Five elderly women and a man stare ahead of them, silently searching for a word they may not have heard since they were children, when nearly everyone on this small reserve could speak the language. Ms. Noah frets the cover of an English-Delaware dictionary, which might hold a clue. But if the word for beet isn’t in the book and she can’t tease it out of the minds of the three women most likely to know, one more piece of the language could be gone forever.

Alma Burgoon is 80; Retta Huff, 86; and her cousin Mattie Huff, 90. Along with one or two other elderly women on the reserve, “they’re the last known speakers. They’re all over the age of 70,” says Ms. Noah, 36-year-old mother of four.

Suddenly there’s chuckling around the folding table as someone remembers: maxkeetkweek.

Europeans gave this language the name Delaware (or Munsee Delaware), but its advocates today are taking back the name Lunaape (or Lenape). Its once-large territory has been reduced to a rump at Munsee-Delaware Nation — also known as Moraviantown — a reserve near London, Ont., with a population of about 200.

Like dozens of First Nations languages across the country, Lunaape is in danger of disappearing within a matter of years. Canada’s indigenous languages are in a state of crisis. Unless the knowledge is transferred to a new generation, dozens of traditional tongues will breathe their last.

Only a handful of indigenous languages — principally Inuktitut, Ojibway and various dialects of Cree — can be expected to survive without active intervention, according to linguistics experts.

There is no specific point at which a language officially becomes endangered. “The way that linguists usually look at it is to take into consideration the normal course of language transmission,” says John O’Meara, a linguist at Lakehead University who has studied Lunaape since 1979. “By that I mean languages are passed on from one generation to the next. If at some point that process of transmission is broken, then you can deduce that the language isn’t going to be spoken by younger people in the future.”

Lunaape is on the list of nearly extinct languages as “Munsee.” British Columbia figures prominently, as the home of Bella Coola (20 speakers left by last count in 2002), Haida (55), Kutenai (12), Sechelt (40) and seven others. The Yukon tongue of Tagish is a heartbeat away from vanishing: Lucy Wren, the last native speaker, is in her 90s and there is sparse interest from the community in reviving the language.”

Native languages have declined because of economic and social pressure to speak English and French.

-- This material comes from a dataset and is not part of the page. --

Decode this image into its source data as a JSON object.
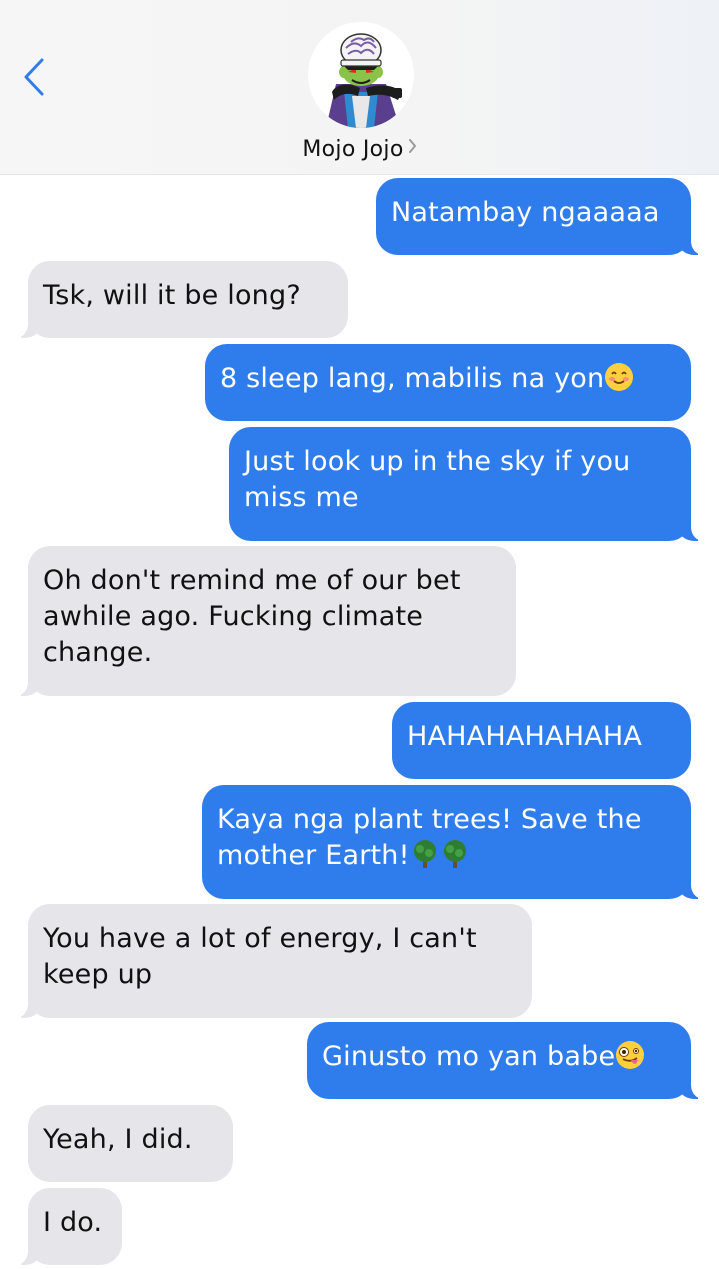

Language activists also blame assimilationist education policies; children sent to residential schools were often punished for speaking the languages they had learned at home.

“What happens, then, when you begin to devalue the languages?” asks Keren Rice, a linguistics professor at the University of Toronto, and director of its Centre for Aboriginal Initiatives. “People didn’t speak them to their children because they didn’t want their children to have the hard time that they had.”

Should a full language revival prove unworkable in some communities, experts like Prof. Poser suggest there are other ways of bringing about a linguistic comeback.

“We can certainly imagine a situation in which children learn native languages in school as written languages, together with much cultural information, just as European children not very long ago learned Latin, or as many Jews still learn Hebrew.”

For Ms. Noah, who spends a couple days each week rounding up most of what’s left of her community’s Lunaape speakers so she can practice the language, reviving Lunaape isn’t simply a matter of remembering vocabulary and syntax; it is a mission to restore traditional culture, and thus identity. Without it, she says, Moraviantown will continue to struggle with problems like drug addiction and high secondary school dropout rates.

“It’s not the social workers that’ll help, it’s the language. If you know your language, you know who you are,” she says.

Excerpted from: Adam McDowell, National Post, January 24, 2009.